BBVA used Sale payments (PoS) and ATM cash withdrawal data from more than 100,000 of its clients in Mexico. Since BBVA is the main financial institution in Mexico, this data totalled 25,000 daily transactions, and approximately 30% of all bank account holders in the country.
In partnership with UN Global Pulse, BBVA's Data and Analytics team analyze financial data prior to, during and after Hurricane Odile hit Baja California Sur in 2014. BBVA was able to share its proprietary customer data after it was anonymised and aggregated in compliance with national laws and regulations. This meant individuals could not be re-identified by any of the results publicized in the study.
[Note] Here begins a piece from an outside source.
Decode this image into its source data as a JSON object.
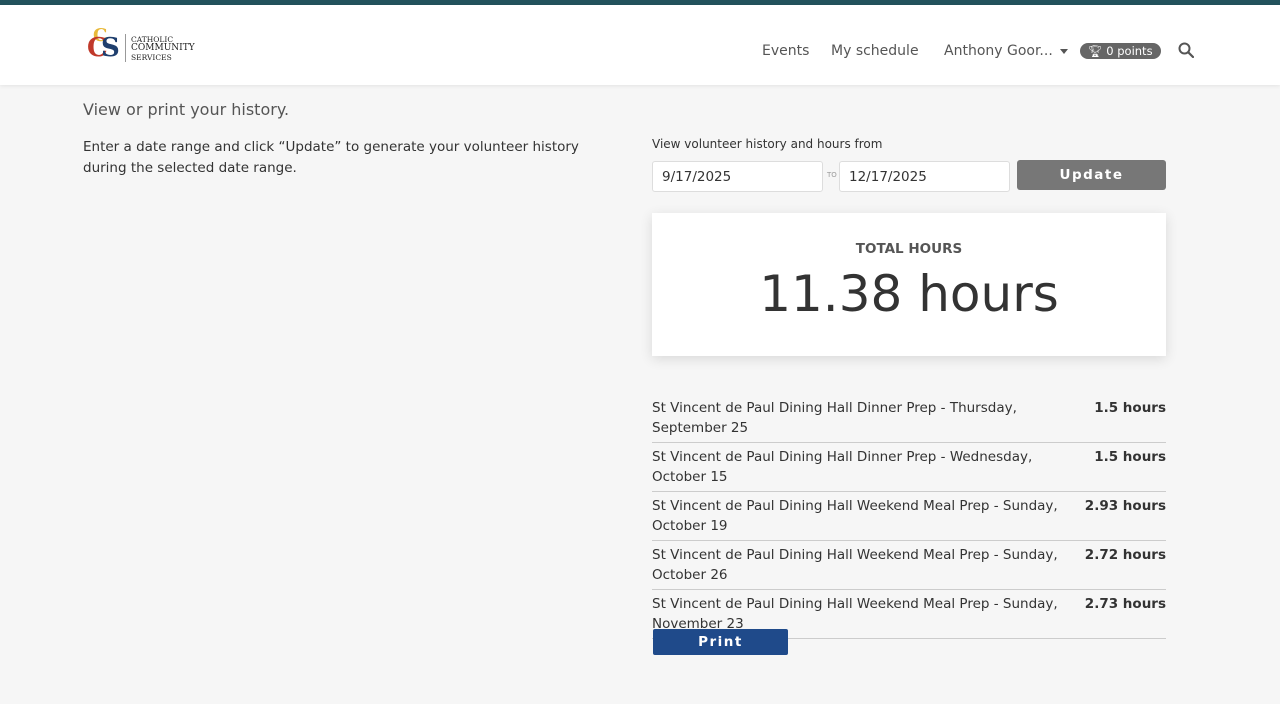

This project aimed to use BBVA's financial data to measure the resilience of communities following a natural disaster. By measuring the economic activity of populations following Hurricane Odile, researchers found that economic recovery time 2 to 40 days depending on location. They also found that income levels and gender differences played a role in accounting for recovery time. This research can not only be used to support recovery services after a disaster strikes, but also provides a new methodology for researching the adaptability and resilience of communitites to natural disaster.